- Use Synthesia’s free AI video maker to create your first AI video in less than 5 minutes.
Step 6: Create a communications calendar
A comms calendar is a valuable tool. It brings structure and supports effective internal communication, ensuring the relevant information is delivered at the right time to the right people.
Want to ensure no internal communication falls through the cracks? Identify the key events and dates, schedule communications, and assign internal communicators to send them out.
- Plan thematic internal communication campaigns: Develop themed communication campaigns — e.g., a monthly focus on a specific company value — and schedule them in your calendar.
- Include regular updates in your calendar, such as weekly round-ups, company events, or monthly employee newsletters, to maintain consistent internal communication rhythms.
Step 7: Set your Key Performance Indicators (KPIs)

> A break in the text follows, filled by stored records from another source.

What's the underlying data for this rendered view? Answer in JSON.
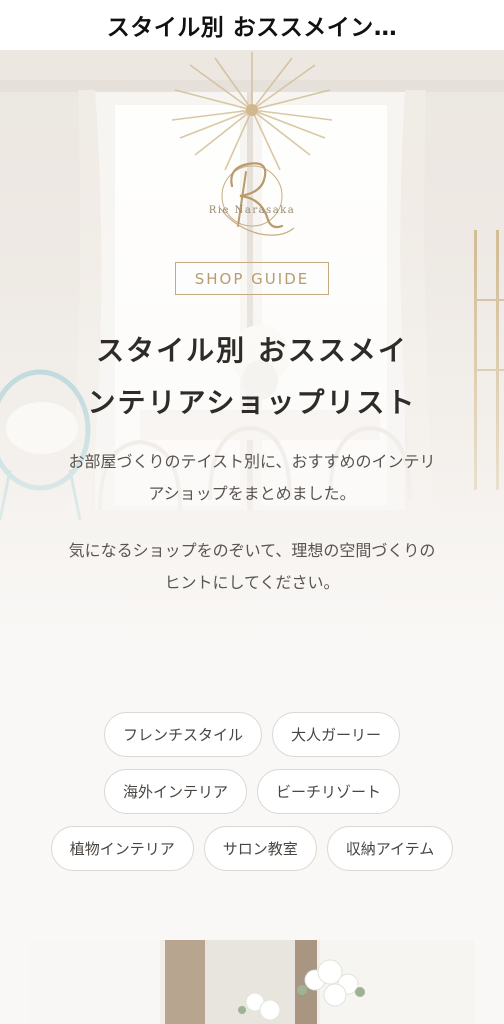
{
  "header": {
    "title": "スタイル別 おススメイン…"
  },
  "hero": {
    "logo_text": "Rie Narasaka",
    "badge": "SHOP GUIDE",
    "title_line1": "スタイル別 おススメイ",
    "title_line2": "ンテリアショップリスト",
    "desc1_line1": "お部屋づくりのテイスト別に、おすすめのインテリ",
    "desc1_line2": "アショップをまとめました。",
    "desc2_line1": "気になるショップをのぞいて、理想の空間づくりの",
    "desc2_line2": "ヒントにしてください。"
  },
  "tags": [
    "フレンチスタイル",
    "大人ガーリー",
    "海外インテリア",
    "ビーチリゾート",
    "植物インテリア",
    "サロン教室",
    "収納アイテム"
  ],
  "colors": {
    "accent_gold": "#c4aa82",
    "text_dark": "#2f2b28",
    "page_bg": "#faf8f6"
  }
}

Setting and monitoring internal KPIs is an essential part of any effective internal communication strategy. It's how you can tell where you need to improve and how to fine-tune your employee communications.
How to gauge employee engagement: Review attendance at meetings, participation in surveys, or activity on internal social platforms.
How to assess your communications reach: Check your open rates on emails, views on intranet posts, or analytics from internal communication platforms.
Looking to get employee opinions on the quality of your internal communication? Use feedback forms for employee experience, look at the comment sections on internal platforms, or have your internal communicators open meeting discussions.
- Choose the most relevant KPIs for your internal comms strategy: Select KPIs that directly reflect your internal communication goals, like survey-based employee satisfaction scores or intranet engagement levels.
Step 8: Review and refine your communications plan
Effective internal communication and facilitating two-way dialogue are ongoing efforts you need to integrate into your company culture. You must regularly review your strategy and KPIs, gather feedback, and adjust.
The key is to be flexible and responsive to your employee’s needs and preferences.
- Schedule monthly or quarterly meetings to review KPIs, discussing what's working and what needs adjustments in your internal communication.
- Establish feedback loop mechanisms for continuous employee feedback on internal communication, like quick polls or suggestion boxes.
Create an internal communications video in the next 5 minutes
Internal communication's purpose is to turn information into engagement.
With AI video, communicating internally gets a new level of interaction and interest. It's quick and easy and turns your usual updates into cool videos that everyone actually enjoys watching.
See how you can incorporate AI video into your internal comms strategy. Make your first free AI video with Synthesia and explore your options.